first_imgIt’s time to plant potatoes or “taters” as Southerners say. Unlike many spring vegetables, potatoes can be planted as early as four weeks prior to the last frost of the season.Irish potatoes are my favorite garden vegetable, and one of the best to grow in Georgia. Other potato varieties that do well in Georgia include white- or red-skinned types as well as those with yellow, pink or purplish flesh. Thick, russet skinned potatoes that are sold in the grocery store do not grow well in the South and should be avoided.Plant from seed potatoesMost gardeners purchase seed potatoes for planting because it’s the cheapest route. To prepare for planting, cut the seed potatoes into pieces containing one to three eyes each. Each seed piece should weigh about 1.5 ounces. Plant the potatoes in rows 15 inches apart with 24 inches between each row. Seed potatoes should be planted 4 to 5 inches deep in the soil with the eyes facing up. Gently firm the soil over the top of the newly planted seed and cover with a few inches of straw or other mulch. Apply a complete fertilizer such as a 10-10-10 at a rate of 1.5 pounds per 100 square feet of garden.To help prevent pieces from rotting after planting, cut the potatoes a few days before planting and allow the pieces to heal in a warm place. In the absence of a soil test, fertilize with 4.5 lbs. of 5-10-15 fertilizer per 100 feet of row. Apply in a band along each side of the row. There is still time to get a soil test to determine fertility needs. Three weeks after the vines appear, side dress with 12 ounces of ammonium nitrate or 25 ounces of calcium nitrate per 100 feet of row. Apply in a band on either side of the row. During cultivation, pull soil up to the plant.Harvest when flowers appear or leaves turn yellowBegin harvesting young new potatoes when flowers first appear on the plant or when the potatoes turn yellow. Carefully dig into the side of the mound and remove larger potatoes. Be careful not to puncture the tubers. If done carefully, this will not reduce the total yield of the potatoes. Leave the rest of the crop to mature for harvest later. After harvest, spread the potatoes on dry ground for several hours to allow them to dry off.

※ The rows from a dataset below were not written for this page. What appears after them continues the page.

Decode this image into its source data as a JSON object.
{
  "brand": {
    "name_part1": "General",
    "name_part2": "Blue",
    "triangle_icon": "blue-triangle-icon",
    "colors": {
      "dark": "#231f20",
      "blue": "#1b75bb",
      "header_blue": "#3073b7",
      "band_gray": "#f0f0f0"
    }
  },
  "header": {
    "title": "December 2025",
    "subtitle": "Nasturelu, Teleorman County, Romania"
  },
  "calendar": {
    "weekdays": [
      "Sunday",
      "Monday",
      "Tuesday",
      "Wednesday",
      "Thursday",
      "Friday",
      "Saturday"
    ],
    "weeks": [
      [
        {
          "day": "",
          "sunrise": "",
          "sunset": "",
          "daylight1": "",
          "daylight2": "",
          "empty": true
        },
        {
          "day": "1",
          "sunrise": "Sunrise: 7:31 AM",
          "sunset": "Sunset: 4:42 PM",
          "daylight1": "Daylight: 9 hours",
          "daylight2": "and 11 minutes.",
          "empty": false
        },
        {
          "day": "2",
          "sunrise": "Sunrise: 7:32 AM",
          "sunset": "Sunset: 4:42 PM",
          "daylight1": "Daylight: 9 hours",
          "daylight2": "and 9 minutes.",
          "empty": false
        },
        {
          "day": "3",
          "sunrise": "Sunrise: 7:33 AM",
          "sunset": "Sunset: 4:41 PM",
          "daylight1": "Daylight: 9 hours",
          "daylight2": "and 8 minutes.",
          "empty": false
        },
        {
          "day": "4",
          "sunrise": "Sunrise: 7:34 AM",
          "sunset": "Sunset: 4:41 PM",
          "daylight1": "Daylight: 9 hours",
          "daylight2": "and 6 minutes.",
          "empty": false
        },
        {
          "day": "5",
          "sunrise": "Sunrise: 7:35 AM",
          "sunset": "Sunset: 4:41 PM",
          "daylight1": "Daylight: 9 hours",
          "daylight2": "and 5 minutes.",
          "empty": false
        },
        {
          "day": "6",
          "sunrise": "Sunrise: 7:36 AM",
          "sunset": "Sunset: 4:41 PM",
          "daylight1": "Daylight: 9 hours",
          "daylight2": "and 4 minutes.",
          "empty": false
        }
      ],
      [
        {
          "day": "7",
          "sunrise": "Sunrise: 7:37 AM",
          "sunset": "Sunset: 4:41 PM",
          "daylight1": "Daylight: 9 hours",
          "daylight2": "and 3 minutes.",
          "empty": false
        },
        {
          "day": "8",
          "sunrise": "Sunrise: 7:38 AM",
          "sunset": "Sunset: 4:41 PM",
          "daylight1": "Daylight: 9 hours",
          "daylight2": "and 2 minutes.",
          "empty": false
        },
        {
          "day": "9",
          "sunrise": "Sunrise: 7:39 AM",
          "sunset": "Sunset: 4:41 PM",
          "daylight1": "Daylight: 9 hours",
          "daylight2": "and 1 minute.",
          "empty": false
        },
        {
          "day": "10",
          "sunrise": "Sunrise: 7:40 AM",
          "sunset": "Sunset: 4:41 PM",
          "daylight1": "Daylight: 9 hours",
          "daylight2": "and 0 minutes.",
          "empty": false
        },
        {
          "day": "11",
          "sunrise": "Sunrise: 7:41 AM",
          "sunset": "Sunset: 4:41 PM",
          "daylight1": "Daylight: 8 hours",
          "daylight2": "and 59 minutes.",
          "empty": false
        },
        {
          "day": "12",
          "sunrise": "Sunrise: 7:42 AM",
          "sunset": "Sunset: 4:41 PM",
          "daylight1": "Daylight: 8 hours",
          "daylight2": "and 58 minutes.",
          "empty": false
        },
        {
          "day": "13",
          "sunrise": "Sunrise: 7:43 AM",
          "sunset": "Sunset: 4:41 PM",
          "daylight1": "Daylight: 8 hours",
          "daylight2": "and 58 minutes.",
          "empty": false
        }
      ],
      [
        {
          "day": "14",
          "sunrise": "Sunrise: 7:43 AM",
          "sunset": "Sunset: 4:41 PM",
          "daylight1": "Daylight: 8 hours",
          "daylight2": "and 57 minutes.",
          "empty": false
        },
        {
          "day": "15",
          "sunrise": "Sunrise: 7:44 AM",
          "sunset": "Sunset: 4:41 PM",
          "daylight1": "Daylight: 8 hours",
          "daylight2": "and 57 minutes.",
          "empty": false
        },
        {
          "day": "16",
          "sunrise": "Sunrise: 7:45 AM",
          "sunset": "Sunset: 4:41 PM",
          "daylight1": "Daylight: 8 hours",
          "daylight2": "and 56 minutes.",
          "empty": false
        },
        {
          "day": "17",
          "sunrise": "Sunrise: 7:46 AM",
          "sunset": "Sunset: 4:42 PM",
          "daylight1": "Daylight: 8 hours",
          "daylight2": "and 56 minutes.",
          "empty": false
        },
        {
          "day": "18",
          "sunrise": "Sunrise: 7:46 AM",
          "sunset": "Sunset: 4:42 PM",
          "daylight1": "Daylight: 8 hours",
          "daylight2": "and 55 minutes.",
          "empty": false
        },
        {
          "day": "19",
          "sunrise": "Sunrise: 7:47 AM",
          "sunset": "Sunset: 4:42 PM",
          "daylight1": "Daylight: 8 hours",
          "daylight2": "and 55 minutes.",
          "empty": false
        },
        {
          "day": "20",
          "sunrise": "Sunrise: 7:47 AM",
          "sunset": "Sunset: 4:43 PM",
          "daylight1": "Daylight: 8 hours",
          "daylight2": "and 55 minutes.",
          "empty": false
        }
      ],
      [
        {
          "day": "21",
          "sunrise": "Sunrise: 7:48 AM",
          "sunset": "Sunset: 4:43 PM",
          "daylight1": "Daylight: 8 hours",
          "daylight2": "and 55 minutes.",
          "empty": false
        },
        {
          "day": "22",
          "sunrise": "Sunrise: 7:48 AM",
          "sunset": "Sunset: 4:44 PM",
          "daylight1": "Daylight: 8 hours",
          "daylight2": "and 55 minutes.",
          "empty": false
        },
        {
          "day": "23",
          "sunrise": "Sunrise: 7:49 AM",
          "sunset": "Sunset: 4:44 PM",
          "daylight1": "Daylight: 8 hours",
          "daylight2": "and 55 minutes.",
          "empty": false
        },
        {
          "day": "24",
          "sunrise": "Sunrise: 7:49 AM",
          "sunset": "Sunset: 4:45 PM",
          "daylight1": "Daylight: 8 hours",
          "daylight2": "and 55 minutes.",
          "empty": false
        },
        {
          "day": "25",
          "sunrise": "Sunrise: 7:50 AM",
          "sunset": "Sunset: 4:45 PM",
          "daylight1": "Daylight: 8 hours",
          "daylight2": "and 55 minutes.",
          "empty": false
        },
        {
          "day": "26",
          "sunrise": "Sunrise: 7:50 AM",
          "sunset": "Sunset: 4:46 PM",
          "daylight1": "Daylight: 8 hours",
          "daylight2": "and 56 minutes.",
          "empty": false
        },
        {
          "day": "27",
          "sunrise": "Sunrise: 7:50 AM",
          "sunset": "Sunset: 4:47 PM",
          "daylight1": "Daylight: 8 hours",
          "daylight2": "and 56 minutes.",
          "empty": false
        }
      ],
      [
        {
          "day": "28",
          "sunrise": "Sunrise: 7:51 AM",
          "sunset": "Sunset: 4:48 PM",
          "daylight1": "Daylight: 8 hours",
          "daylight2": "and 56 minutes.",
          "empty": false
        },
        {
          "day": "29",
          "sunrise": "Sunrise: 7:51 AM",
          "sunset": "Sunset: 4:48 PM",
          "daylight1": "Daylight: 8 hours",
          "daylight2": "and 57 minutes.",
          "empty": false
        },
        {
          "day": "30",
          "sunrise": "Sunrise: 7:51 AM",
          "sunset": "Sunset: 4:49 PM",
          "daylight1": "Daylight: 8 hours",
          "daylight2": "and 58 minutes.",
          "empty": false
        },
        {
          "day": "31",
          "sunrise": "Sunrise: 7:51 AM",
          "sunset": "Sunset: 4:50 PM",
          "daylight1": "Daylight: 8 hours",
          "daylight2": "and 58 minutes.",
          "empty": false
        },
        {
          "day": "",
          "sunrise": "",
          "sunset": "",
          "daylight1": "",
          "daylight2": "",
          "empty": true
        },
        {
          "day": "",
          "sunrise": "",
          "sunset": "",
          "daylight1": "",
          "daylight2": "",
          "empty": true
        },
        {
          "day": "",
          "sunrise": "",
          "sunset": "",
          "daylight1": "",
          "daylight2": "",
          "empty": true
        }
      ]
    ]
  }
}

Do not wash potatoes until just you plan to use them. Washing potatoes early can cause them to rot. Store potatoes in a dark, cool place out of direct sunlight.Sweet potatoes can also be grown in backyard gardens but they are a warm-weather crop. The soil temperature should reach 70°F before they can be planted in the garden. This can occur in mid-April in south Georgia and the first part of May in the mid- to northern part of the state.For more advice on growing backyard potatoes, see the University of Georgia Extension publication at www.caes.uga.edu/publications.last_img read more